While smartphone sales globally are slowing, and Apple’s virtual reality headset is on the horizon, set to be released next year with a hefty price tag of $3,500 (£2,780), the iPhone continues to be a topic of immense interest.
Despite the absence of official previews from Apple, there are already nearly five billion Google search results for the term “iPhone 15.”
Speculation and “leaks” surrounding the iPhone 15 suggest it will be slightly lighter than its predecessors, featuring an improved chip, enhanced battery life, better camera, and a titanium chassis.
Slowing global sales and longevity of iPhones
However, the incremental nature of improvements in Apple’s iPhone generations has been attributed to slowing global sales.
Consumers are holding onto their devices longer due to cost considerations, environmental concerns, and the absence of compelling reasons to upgrade.
Ben Wood, a smartphone expert at CCS Insight, acknowledges this trend and notes that Apple has reached a point where maintaining its enormous iPhone user base is a significant achievement.

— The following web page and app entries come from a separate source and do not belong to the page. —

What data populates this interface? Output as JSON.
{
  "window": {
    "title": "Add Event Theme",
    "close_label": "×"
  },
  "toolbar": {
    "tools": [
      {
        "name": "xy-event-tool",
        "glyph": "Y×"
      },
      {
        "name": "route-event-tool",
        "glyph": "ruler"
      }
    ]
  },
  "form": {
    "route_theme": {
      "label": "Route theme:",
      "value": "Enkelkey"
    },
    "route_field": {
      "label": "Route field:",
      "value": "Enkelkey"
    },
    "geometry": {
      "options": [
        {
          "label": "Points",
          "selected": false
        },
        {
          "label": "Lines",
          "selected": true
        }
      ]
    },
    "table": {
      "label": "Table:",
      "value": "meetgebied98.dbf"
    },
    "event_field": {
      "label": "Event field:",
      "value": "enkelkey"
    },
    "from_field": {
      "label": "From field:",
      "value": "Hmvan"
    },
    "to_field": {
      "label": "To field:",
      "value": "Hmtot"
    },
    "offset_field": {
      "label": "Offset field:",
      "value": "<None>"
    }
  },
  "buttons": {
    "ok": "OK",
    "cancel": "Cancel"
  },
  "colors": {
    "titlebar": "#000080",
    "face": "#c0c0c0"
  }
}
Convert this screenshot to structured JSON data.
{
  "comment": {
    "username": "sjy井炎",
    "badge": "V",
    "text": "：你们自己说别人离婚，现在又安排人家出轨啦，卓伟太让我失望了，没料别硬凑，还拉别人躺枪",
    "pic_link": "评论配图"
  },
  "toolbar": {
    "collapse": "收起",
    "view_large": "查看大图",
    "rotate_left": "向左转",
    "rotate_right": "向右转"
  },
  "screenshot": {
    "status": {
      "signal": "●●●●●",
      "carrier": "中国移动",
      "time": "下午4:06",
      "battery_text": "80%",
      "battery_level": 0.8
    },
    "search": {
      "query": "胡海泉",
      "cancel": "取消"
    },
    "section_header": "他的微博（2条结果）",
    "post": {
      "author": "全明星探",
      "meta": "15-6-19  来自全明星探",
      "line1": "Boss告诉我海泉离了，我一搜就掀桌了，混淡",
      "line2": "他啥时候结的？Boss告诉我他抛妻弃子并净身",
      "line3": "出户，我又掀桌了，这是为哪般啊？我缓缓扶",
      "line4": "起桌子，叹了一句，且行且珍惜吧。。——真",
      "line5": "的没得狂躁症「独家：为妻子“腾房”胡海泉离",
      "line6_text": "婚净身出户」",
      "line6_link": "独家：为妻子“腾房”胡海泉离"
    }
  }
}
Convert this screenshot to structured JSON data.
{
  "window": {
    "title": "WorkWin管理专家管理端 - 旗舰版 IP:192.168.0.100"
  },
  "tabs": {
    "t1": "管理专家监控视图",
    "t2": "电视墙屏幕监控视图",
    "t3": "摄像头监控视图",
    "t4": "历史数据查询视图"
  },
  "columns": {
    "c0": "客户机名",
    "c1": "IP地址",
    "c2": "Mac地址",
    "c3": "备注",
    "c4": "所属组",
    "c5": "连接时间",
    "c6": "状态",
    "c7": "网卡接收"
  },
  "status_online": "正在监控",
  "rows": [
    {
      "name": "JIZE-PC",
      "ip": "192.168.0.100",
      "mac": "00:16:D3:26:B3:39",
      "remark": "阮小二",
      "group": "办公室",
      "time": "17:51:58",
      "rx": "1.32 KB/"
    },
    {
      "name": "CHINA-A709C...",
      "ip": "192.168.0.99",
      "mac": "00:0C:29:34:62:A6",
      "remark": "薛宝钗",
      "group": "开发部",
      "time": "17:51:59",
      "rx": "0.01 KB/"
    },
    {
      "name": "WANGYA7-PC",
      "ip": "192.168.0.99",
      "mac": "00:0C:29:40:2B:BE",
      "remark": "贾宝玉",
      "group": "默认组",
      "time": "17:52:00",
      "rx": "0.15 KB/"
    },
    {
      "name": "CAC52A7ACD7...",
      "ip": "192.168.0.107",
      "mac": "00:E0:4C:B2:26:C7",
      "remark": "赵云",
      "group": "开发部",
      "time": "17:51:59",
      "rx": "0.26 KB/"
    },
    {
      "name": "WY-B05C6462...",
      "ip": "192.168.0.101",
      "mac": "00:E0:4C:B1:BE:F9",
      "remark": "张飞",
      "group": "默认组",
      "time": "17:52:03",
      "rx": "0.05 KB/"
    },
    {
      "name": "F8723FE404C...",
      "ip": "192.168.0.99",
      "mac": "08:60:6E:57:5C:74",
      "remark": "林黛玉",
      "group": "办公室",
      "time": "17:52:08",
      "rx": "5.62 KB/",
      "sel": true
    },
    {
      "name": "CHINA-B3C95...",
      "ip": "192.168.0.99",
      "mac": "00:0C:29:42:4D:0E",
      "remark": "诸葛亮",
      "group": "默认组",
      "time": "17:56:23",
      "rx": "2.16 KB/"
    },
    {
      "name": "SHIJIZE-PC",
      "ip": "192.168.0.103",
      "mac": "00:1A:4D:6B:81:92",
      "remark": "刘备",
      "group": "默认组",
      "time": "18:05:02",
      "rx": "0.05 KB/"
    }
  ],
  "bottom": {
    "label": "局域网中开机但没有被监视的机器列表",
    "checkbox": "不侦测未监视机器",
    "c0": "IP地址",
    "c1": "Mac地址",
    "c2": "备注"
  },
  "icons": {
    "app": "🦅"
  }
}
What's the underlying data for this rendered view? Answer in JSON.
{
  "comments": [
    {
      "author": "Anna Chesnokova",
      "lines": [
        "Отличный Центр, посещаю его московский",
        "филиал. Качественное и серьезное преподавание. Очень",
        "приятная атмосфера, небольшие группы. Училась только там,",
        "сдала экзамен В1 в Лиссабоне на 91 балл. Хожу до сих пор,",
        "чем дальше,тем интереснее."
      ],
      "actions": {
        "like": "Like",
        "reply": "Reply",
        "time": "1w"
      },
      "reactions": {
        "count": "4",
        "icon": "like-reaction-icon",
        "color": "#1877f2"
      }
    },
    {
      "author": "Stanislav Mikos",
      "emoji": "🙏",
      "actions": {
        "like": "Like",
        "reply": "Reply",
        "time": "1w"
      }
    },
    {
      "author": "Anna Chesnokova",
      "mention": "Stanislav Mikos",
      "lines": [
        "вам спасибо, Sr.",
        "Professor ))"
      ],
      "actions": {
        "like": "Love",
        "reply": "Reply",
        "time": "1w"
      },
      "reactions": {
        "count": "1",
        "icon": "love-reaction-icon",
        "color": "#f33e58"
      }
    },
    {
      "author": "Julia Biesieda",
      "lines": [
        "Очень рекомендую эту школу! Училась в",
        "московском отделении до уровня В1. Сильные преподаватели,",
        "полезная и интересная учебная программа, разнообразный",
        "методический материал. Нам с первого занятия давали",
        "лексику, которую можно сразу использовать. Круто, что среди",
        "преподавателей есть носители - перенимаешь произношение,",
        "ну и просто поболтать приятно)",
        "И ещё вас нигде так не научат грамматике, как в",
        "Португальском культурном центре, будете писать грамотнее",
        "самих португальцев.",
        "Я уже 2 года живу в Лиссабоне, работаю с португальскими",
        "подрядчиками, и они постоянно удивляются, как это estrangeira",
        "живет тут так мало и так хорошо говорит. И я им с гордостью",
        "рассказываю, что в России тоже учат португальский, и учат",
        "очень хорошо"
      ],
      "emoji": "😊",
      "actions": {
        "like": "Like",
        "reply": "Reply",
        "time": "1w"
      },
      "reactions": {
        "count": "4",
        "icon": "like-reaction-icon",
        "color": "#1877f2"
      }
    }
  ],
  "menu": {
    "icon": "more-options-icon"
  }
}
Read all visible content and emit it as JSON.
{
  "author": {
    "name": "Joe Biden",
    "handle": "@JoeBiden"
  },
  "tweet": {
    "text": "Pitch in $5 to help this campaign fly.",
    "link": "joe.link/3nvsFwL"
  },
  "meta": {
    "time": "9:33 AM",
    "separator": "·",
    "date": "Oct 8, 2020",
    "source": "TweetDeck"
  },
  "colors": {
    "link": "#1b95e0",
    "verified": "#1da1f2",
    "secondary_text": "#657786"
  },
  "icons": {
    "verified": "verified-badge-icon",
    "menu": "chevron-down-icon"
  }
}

While the iPhone 15 is unlikely to bring radical changes, Apple continues to excel in creating anticipation and excitement around its products.
One notable physical change in the iPhone 15 is the adoption of a USB-C charging cable point, a departure from the proprietary lightning cable used in previous models.
This move aligns with the European Union’s mandate for all portable devices to be compatible with a universal charger by December 2024.
While Apple has promoted wireless charging, it is adapting to the EU’s requirement, even though other consumer tech sectors are unlikely to switch to the lightning cable.
The shift to USB-C is expected to facilitate compatibility with a wider range of devices and accessories. Second-hand iPhones, particularly in Africa, are in high demand, as they provide an affordable entry into the Apple ecosystem.
In recent weeks, the iPhone faced challenges both in Europe and China. The EU’s requirement for a universal charger prompted Apple’s adoption of USB-C, while in China, state-run buildings reportedly banned iPhones on security grounds, affecting Apple’s share price.
Despite these challenges, Apple’s global significance and influence remain strong, with the iPhone continuing to captivate consumers worldwide.